§ **The problem**
Would you print the records as they stand, down to the last character?

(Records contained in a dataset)
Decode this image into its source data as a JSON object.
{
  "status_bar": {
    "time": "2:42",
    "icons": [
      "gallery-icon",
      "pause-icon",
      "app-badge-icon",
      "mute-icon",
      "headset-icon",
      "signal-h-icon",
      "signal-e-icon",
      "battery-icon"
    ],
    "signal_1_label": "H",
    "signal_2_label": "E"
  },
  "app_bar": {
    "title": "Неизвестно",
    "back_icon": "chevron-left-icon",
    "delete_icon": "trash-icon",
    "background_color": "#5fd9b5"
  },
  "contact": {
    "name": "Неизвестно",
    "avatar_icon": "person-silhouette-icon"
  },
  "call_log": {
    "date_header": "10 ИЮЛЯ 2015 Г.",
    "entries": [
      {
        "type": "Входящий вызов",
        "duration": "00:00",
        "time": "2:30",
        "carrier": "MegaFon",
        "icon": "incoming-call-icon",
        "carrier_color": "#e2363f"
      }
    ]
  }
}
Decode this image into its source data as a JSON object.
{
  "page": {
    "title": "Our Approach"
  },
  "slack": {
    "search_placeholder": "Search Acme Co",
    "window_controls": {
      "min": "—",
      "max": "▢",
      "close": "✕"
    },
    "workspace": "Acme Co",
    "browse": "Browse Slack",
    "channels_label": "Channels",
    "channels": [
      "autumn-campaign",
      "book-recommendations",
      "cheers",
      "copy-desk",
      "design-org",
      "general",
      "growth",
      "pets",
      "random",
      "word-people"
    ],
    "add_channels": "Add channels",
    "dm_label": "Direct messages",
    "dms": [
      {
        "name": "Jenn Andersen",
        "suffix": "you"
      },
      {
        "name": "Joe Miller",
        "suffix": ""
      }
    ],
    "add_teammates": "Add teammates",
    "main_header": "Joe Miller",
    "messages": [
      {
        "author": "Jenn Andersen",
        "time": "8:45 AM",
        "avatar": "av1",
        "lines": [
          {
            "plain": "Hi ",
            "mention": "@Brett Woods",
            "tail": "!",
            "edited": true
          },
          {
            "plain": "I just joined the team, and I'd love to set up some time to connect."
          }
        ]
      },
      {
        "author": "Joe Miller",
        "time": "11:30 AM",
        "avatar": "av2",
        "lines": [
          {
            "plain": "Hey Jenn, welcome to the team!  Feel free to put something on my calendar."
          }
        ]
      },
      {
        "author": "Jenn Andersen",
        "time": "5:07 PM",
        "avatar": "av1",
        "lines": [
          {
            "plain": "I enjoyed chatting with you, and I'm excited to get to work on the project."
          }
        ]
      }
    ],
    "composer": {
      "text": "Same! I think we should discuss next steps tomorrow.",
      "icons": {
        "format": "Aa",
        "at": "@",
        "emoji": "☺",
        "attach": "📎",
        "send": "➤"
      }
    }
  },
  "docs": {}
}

§ **Answer space**
Decode this image into its source data as a JSON object.
{
  "status_bar": {
    "time": "2:42",
    "icons": [
      "gallery-icon",
      "pause-icon",
      "app-badge-icon",
      "mute-icon",
      "headset-icon",
      "signal-h-icon",
      "signal-e-icon",
      "battery-icon"
    ],
    "signal_1_label": "H",
    "signal_2_label": "E"
  },
  "app_bar": {
    "title": "Неизвестно",
    "back_icon": "chevron-left-icon",
    "delete_icon": "trash-icon",
    "background_color": "#5fd9b5"
  },
  "contact": {
    "name": "Неизвестно",
    "avatar_icon": "person-silhouette-icon"
  },
  "call_log": {
    "date_header": "10 ИЮЛЯ 2015 Г.",
    "entries": [
      {
        "type": "Входящий вызов",
        "duration": "00:00",
        "time": "2:30",
        "carrier": "MegaFon",
        "icon": "incoming-call-icon",
        "carrier_color": "#e2363f"
      }
    ]
  }
}
Decode this image into its source data as a JSON object.
{
  "page": {
    "title": "Our Approach"
  },
  "slack": {
    "search_placeholder": "Search Acme Co",
    "window_controls": {
      "min": "—",
      "max": "▢",
      "close": "✕"
    },
    "workspace": "Acme Co",
    "browse": "Browse Slack",
    "channels_label": "Channels",
    "channels": [
      "autumn-campaign",
      "book-recommendations",
      "cheers",
      "copy-desk",
      "design-org",
      "general",
      "growth",
      "pets",
      "random",
      "word-people"
    ],
    "add_channels": "Add channels",
    "dm_label": "Direct messages",
    "dms": [
      {
        "name": "Jenn Andersen",
        "suffix": "you"
      },
      {
        "name": "Joe Miller",
        "suffix": ""
      }
    ],
    "add_teammates": "Add teammates",
    "main_header": "Joe Miller",
    "messages": [
      {
        "author": "Jenn Andersen",
        "time": "8:45 AM",
        "avatar": "av1",
        "lines": [
          {
            "plain": "Hi ",
            "mention": "@Brett Woods",
            "tail": "!",
            "edited": true
          },
          {
            "plain": "I just joined the team, and I'd love to set up some time to connect."
          }
        ]
      },
      {
        "author": "Joe Miller",
        "time": "11:30 AM",
        "avatar": "av2",
        "lines": [
          {
            "plain": "Hey Jenn, welcome to the team!  Feel free to put something on my calendar."
          }
        ]
      },
      {
        "author": "Jenn Andersen",
        "time": "5:07 PM",
        "avatar": "av1",
        "lines": [
          {
            "plain": "I enjoyed chatting with you, and I'm excited to get to work on the project."
          }
        ]
      }
    ],
    "composer": {
      "text": "Same! I think we should discuss next steps tomorrow.",
      "icons": {
        "format": "Aa",
        "at": "@",
        "emoji": "☺",
        "attach": "📎",
        "send": "➤"
      }
    }
  },
  "docs": {}
}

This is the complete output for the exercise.